“Cuddly” is not a word many people would use to describe black rhino, but I have known a few that would definitely fall into that category.  I had one young female who used to stand, every morning, at the one spot in the wall of the boma where I could fit my arms through in order to give her a daily cuddle.  When I got to her, she would lay down at the wall and push herself as close as possible so that my arms could reach almost all the way around her to maximize her belly rub. 

Black rhino have a reputation for being aggressive in the wild.  They will, in fact, charge humans if they come across them, but it is rare that they will deliberately injure people.  Generally, black rhino charge you to let you know that you are in their territory and they are not thrilled and would like you to leave.  Unless you continue to harass that individual or come across a female with a calf or a particularly aggressive individual, it is unlikely they will want to cause you physical harm.  They charge you to warn you, not to hurt you, unlike some other large game species.

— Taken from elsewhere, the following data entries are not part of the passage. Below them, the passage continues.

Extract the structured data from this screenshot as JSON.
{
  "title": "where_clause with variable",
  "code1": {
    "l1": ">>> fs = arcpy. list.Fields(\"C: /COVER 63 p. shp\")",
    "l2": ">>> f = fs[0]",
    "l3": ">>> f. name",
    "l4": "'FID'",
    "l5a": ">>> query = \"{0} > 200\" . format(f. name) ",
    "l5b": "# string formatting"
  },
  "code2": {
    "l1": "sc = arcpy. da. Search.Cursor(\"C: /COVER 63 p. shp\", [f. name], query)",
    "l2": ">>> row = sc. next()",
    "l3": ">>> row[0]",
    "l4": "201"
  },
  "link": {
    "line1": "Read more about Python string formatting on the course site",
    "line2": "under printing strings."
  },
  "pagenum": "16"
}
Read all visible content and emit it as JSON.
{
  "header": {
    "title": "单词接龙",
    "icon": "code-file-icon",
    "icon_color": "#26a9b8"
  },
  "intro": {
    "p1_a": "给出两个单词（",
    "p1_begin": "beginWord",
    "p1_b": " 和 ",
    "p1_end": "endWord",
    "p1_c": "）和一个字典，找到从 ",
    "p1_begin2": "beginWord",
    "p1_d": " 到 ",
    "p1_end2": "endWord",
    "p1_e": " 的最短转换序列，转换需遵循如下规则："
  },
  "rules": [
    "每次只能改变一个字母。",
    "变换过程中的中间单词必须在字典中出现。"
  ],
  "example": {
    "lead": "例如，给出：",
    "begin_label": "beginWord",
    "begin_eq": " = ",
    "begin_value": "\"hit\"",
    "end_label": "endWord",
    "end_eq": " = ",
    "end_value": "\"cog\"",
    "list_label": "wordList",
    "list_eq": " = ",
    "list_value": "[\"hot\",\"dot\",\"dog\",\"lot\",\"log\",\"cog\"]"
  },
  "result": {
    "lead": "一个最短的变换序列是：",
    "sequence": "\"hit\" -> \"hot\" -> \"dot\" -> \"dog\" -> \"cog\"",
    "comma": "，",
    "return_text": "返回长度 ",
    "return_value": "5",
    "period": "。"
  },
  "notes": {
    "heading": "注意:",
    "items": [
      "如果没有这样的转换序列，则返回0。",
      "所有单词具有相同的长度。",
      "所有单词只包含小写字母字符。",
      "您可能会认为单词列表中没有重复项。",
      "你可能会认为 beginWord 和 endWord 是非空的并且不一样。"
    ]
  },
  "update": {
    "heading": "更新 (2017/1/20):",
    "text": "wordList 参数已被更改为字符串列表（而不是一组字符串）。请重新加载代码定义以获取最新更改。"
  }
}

It is surprising how quickly black rhino tame down when they come into captivity from the wild.  The first few days they are in the boma can be extremely stressful for them, but with the right management, they tame down quickly.  Usually within two to three weeks, I am able to hand feed these wild caught rhino and it’s often not long before they are enjoying belly rubs or getting scratched behind their ears and in their wrinkles.  There are individuals that do not tame down well and some stay so anxious that they are released back into the wild before they are moved.  Others might not be as tractable during their period in captivity, but as long as they are settled enough to maintain or gain condition during the process, they can be translocated.  

Over time, black rhino do not time down as much as white rhino do, but in their initial period in captivity, they tame down much faster.  They appear to reach a period in captivity where they get impatient, easily agitated, and stop gaining or even lose condition.  The time frame varies for each individual and some can do well their whole lives in captivity while others seem to get fed up after a few weeks.

 

 

 

 

Content provided by Canisius College students under the direction of Michael Noonan, PhD.